An ageing population will have unique impacts on different regions. For example, certain regions will have lower participation rates of older residents precisely because they are desirable locations to retire. In others, the labour force will be comprised of more part time roles such as Yass (NSW) and Byron (NSW), or in Geelong’s case significantly more full time roles.
Of course, high participation rates also rely on a strong supply of good jobs within local economies to keep people engaged. Nevertheless, these elements contribute to the diversity amongst Australia’s regions and underline the need for tailored policy approaches.
The Federal Government’s recently announced Career Transition Assistance Program trials are aimed at supporting older workers to access training.
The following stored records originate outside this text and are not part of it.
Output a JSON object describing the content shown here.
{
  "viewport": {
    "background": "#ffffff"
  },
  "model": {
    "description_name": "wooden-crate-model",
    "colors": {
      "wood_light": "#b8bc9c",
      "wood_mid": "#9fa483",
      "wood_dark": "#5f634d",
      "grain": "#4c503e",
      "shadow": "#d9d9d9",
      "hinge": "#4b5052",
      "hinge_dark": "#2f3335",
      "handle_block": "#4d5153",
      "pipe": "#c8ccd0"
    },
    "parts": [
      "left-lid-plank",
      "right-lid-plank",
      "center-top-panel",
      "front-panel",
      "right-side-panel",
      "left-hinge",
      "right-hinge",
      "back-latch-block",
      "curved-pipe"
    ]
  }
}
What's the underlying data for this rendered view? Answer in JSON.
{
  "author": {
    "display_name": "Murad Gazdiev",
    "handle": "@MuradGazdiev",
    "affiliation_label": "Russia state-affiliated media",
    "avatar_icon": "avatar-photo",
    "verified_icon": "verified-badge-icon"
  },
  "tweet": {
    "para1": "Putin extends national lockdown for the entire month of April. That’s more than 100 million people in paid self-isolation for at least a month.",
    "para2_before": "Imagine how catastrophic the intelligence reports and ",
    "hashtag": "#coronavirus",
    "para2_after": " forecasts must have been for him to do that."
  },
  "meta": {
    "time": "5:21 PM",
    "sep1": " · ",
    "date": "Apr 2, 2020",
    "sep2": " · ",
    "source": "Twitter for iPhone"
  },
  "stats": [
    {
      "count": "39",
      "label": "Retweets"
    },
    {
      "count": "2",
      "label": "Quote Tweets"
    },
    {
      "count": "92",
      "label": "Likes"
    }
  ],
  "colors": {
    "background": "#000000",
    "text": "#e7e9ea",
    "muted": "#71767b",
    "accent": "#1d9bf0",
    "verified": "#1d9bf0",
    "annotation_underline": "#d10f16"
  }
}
This new Program complements the existing Restart wage subsidy encouraging businesses to hire workers over 50. While this is a positive start, the diversity of regional labour forces suggests a wider policy package is required to enact substantial change.
So far, our approach to the ageing issue and workforce engagement in general has been to enact uniform national policies. The demographic diversity of older Australians – where they live and how they work – means passive one-size fits all policy cannot be effective.
Instead, policy responses will need to better understand and reflect regional differences. Take for example, regions like Glenorchy and Bega Valley where 55-64 year olds exhibit low participation rates, as well as high proportions of people looking for part time work. It is unlikely that one policy alone would have a significant impact as both employability and job availability are needed. Instead, regions like this may benefit from a mix of policies that work to improve skills and qualifications, promote and support local businesses that implement flexible workplace policies, and encourage them to take opportunities to employ older workers.
International experience also suggests there are a wide array of policy options available:
- Both Spain and Italy expanded access to Recognition of Prior learning (RPL), noting RPL can be more effective for workers in small businesses.
- France implemented regional awards identifying and rewarding best practices in hiring and retention of older workers.
- Denmark made changes to its version of the Work Bonus Scheme to improve uptake and encourage people to stay in work for longer.
The 2015 Intergenerational Report made clear the need to better engage older workers, with the share of over 65s expected to double over the next 40 years. Delivering the right mix of policies at the local level can deliver national benefits. Enabling longer working lives mitigates fiscal pressure on social security and healthcare costs, and ensures that Australians are better prepared for a retirement likely to be longer than any generation before them.